ACTIVITY
Which of the lines below include "http"? Each one should be copied out.

SUPPLIED DATA
* * * * * * *

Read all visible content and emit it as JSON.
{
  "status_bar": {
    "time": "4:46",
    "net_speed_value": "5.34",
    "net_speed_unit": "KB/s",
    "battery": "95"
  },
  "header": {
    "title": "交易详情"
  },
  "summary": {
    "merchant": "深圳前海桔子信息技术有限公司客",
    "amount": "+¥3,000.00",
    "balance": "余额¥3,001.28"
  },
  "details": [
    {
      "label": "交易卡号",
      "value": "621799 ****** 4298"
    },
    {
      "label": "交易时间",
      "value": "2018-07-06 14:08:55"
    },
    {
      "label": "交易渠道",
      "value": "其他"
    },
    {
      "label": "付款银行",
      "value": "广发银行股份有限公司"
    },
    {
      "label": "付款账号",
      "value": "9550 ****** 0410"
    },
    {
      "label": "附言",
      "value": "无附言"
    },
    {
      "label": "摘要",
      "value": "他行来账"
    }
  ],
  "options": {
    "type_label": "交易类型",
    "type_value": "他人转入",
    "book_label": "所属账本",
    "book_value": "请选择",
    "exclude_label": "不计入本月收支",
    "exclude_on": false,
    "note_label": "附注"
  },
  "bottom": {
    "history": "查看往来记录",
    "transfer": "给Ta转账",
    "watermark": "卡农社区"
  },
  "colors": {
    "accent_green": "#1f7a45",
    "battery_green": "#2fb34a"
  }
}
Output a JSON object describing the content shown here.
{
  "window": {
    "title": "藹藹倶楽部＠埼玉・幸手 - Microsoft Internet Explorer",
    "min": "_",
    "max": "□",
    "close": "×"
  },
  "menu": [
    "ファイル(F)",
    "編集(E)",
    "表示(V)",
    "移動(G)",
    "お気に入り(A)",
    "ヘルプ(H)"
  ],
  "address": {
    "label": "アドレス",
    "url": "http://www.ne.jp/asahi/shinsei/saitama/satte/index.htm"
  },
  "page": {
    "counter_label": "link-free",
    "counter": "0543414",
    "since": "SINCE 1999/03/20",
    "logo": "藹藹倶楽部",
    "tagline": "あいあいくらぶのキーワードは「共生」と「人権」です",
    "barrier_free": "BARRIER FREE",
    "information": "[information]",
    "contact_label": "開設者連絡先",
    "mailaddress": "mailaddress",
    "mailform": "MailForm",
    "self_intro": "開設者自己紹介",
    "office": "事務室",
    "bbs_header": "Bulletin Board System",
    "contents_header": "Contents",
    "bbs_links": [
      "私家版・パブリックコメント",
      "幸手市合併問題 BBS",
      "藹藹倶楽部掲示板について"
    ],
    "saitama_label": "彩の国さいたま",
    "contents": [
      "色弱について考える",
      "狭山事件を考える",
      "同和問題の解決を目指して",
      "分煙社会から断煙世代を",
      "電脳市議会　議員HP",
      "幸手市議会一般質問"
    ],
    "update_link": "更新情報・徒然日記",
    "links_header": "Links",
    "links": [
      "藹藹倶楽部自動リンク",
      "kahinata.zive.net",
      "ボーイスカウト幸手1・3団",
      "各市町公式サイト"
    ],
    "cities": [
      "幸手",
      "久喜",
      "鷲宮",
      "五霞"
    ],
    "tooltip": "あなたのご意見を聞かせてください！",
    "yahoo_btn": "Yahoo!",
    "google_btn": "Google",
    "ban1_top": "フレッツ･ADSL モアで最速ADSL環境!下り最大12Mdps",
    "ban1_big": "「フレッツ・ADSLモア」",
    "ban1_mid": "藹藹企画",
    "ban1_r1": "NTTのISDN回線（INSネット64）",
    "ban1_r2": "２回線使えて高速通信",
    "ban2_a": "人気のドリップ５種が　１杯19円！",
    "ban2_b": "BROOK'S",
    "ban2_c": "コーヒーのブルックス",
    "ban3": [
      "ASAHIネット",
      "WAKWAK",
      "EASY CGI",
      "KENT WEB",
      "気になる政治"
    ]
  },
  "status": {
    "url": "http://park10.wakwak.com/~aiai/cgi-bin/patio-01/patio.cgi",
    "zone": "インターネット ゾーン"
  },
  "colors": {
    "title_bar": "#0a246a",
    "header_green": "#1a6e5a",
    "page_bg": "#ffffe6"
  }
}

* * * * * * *

RESPONSE TO THE TASK
    "url": "http://www.ne.jp/asahi/shinsei/saitama/satte/index.htm"
    "url": "http://park10.wakwak.com/~aiai/cgi-bin/patio-01/patio.cgi",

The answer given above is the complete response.